Plainsunset opened the show with a frenzied offering of the fan favourite Girl On Queen Street, meant as a recording for their webcast episode on the LNL site, which has become a bona fide content aggregator for a small pool of local music as of late. Even with the ridiculously compressed studio sound, it was still an enjoyable atmosphere, one that carried on into Find A Way, Johari Window, Plainsunset, and The River Song, and had the crowd chanting for more.
Marchtwelve, a band I haven’t seen in a long time were also present on the show to deliver their tune Dear You, labeling themselves “Death Pop” on national TV, and giving me a good chuckle in the process. I’d still really like to know where they got that from.

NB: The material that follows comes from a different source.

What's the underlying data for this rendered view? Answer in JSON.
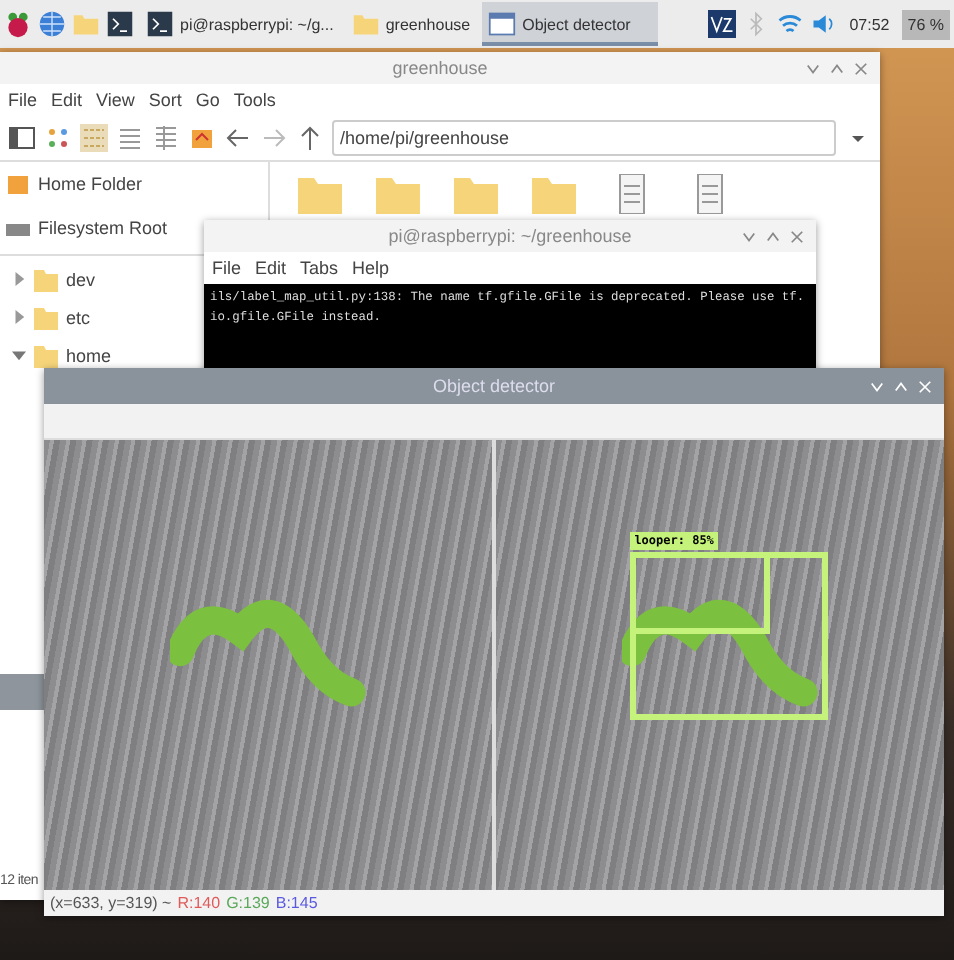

Kate Of Kale, another band I haven’t seen in a long time, delivered a kicking rendition of “Soundtrack To The Perfect You” a killingly simple pop punk tune that sticks with you for a very long time; a very subtle juxtaposition against EN-X, who played shortly before them, and oddly enough, dressed like them as well. It would be appropriate to mention that a good image isn’t an all-encompassing that floats your music, especially when it comes to the conviction behind playing rock and roll or punk. Substance counts too, perhaps to a greater extent. EN-X should definitely take note; they have a substantial ways to go.
As has become customary at local shows these days, the very obliging kids were in attendance, albeit with a markedly increased arsenal of kung fu moves to fling at each other and resplendent fashion victimization. As I stood out of range of their flying limbs and cursory self-awareness, I was left wondering if any of them realized how daft they looked trying to kill each other.
About midway through Kate Of Kale’s set, a minor scuffle erupted somewhere within the bowels of the pit. Amongst the sea of pugnacious faces, I barely noticed that a scuffle had erupted until Nizam of Plainsunset, Bass in hand, began gesticulating at someone in the crowd from the stage. Evidently respect for the artists has fizzled somewhat. Fortunately the producers had the presence of mind to bring in more security personnel to handle similar situations.
Further observations also led to wonder if the kids on the show were even aware of their significance in the greater scope of things. Seriously, “Hello Michelle”? You guys should be holding up signs like “I Love Plainsunset”, or “We Want *insert band name here*”.
I have to admit though, even though I was expecting to be disappointed by the “Exposed” bands on the show, they held some merit, particularly the acoustic duo One Hot Minute from NJC, who had some very decent melodies and vocal harmonies going; very workable, and definitely appealing to their peers. I was also thoroughly impressed by singer-songwriter Racheal Teo’s performance. Pervy Boy however, as they have consistently done so for an extended period of time, failed to impress, delivering a set that was at best mediocre. If the voting system results in bands like them being put on the show, I suggest that the producers take a second look at its feasibility.
Ultimately, being present at this episode of Live N Loaded left me with mixed feelings. Of course the advent of someone championing the cause of local music is something to be thankful for, and further kudos to them for securing a platform (for a few more episodes, at least), but ironing out the kinks should be the topmost priority now. Perhaps some streamlining would be in order e.g. a more stringent act selection process. Come on, we can do better than that.